Although the new BMW M3 is much like it was when it was first introduced to the world automotive marketplace in 2008, the soon-to-be-launched M3s should stimulate even additional admiration. In addition to nominal modification opportunities, the enhancements on the 2010 M3 have been minimal.

BMW put the regular M3 on a weight-cutting regimen with the new M3 GTS model. Even though that eventually helped the M3 GTS lose a noteworthy quantity of weight, don’t even let it cross your mind that the V-8 engine BMW’s engineers installed in it is any less advanced.

The standard M3’s stock brake horsepower is 414, but the designers in BMW’s M division found a way to generate an addition 30 brake horsepower from their glorious V-8 power plant.

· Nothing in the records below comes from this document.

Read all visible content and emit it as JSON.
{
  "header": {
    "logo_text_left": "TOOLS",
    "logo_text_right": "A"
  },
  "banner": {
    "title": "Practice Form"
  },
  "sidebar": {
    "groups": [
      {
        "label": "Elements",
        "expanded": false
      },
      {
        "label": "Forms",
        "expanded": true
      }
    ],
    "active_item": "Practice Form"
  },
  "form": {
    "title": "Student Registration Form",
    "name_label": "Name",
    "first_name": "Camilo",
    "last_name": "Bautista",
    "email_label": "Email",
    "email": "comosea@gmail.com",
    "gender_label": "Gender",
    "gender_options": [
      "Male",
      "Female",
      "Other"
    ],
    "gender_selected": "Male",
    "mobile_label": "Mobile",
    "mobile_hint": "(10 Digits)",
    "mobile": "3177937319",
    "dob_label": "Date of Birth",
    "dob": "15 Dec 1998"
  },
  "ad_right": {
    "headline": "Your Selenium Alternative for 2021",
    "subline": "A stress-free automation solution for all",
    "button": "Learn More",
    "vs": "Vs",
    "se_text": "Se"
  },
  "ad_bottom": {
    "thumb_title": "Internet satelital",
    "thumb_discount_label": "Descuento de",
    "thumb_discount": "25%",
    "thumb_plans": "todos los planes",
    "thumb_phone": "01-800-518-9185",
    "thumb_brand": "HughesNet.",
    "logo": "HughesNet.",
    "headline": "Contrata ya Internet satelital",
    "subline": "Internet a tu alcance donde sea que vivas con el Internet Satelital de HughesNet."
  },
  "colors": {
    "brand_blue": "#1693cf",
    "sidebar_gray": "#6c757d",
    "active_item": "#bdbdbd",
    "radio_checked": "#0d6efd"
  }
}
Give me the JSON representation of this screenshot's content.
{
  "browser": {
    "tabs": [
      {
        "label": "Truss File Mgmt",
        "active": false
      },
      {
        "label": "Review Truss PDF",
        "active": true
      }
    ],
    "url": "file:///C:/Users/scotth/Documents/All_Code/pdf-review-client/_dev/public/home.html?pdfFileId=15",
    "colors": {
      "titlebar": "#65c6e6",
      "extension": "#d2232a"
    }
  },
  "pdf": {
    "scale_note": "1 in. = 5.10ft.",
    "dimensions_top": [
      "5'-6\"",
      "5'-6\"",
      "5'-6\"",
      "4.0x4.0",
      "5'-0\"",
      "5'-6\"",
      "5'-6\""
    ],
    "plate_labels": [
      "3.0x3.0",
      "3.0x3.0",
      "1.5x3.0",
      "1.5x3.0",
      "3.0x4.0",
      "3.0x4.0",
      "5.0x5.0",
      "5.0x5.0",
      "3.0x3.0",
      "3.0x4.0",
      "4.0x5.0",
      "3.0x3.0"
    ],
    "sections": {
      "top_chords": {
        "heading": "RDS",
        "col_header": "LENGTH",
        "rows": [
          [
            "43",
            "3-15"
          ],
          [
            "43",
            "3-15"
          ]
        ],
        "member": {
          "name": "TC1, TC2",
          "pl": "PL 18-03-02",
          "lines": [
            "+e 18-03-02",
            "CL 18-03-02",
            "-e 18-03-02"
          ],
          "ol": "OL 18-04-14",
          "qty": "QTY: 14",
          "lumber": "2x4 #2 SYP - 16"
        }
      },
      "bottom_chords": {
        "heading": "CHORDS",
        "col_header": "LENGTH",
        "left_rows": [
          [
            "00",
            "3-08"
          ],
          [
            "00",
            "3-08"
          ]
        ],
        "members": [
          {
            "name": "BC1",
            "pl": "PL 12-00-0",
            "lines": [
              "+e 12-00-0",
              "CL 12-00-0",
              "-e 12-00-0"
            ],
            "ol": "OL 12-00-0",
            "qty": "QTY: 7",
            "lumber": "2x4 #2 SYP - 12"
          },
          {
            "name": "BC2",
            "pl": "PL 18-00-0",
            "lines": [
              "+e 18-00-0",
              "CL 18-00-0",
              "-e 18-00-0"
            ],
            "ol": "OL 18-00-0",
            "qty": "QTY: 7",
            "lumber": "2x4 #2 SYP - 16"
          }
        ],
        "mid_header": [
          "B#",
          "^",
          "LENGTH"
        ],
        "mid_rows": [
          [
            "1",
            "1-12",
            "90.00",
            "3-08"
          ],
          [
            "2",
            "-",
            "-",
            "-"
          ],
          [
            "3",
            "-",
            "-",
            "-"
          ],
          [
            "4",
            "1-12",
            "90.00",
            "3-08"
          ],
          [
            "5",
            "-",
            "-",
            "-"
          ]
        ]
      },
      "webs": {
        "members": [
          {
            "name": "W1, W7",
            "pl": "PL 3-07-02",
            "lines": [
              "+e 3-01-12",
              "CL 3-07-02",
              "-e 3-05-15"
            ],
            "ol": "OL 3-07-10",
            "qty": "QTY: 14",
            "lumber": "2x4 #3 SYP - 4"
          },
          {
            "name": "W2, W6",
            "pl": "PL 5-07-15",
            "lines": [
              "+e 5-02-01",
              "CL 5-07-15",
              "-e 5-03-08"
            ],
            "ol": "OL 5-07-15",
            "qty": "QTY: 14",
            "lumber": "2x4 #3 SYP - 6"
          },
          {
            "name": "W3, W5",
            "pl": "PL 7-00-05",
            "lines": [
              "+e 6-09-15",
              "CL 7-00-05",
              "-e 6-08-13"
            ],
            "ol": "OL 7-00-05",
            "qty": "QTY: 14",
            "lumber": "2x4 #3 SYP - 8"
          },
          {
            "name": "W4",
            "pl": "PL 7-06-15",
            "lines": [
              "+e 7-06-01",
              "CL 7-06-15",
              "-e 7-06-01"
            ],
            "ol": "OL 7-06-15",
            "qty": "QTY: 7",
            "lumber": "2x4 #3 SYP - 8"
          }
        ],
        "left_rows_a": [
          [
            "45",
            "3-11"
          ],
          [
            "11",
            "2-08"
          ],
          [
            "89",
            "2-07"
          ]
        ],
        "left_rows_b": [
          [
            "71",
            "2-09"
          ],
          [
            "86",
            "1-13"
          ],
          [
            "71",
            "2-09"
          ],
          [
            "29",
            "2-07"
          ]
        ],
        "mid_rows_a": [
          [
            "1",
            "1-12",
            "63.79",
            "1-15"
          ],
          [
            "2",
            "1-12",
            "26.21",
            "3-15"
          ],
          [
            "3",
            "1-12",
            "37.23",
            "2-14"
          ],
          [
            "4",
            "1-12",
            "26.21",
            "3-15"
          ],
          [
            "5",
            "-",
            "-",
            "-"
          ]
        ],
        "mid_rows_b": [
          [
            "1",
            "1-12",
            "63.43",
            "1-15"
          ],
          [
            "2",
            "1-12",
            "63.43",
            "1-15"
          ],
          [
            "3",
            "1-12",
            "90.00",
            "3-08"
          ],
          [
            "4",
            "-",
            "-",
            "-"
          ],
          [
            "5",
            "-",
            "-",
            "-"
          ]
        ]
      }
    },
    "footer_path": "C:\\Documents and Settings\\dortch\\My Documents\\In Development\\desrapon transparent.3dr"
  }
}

They achieved this by expanding the engine from 4.0 to 4.4 liters. The added mass in the power plant, along with weight-reduction alterations like a rear carbon-fiber spoiler, a carbon-fiber front diffuser, dual titanium mufflers and a lightened chassis, helped the M3 GTS achieve considerable top-speed advances.

This BMW M3 special edition weighs just 3,285 pounds with the standard manual transmission. For bona fide gear heads, there is the option to add an extra 419 pounds for the seven-speed, dual-clutch gear box. With this innovative M dual-clutch transmission having so many cosmic improvements, it is not to be confused with the E46 M3’s SMG computerized transmission. Eventually, BMW designed this M3 to embody a vehicle that can be driven on the streets then, out of the blue, go to the racetrack. The roll bar, a fire extinguisher and an engine kill switch exposes this car’s yearning for the track. On the whole, BMW built a racy vehicle from an already-high-performance car, and the engineers achieved their goal of making the M3 GTS special in every possible manner.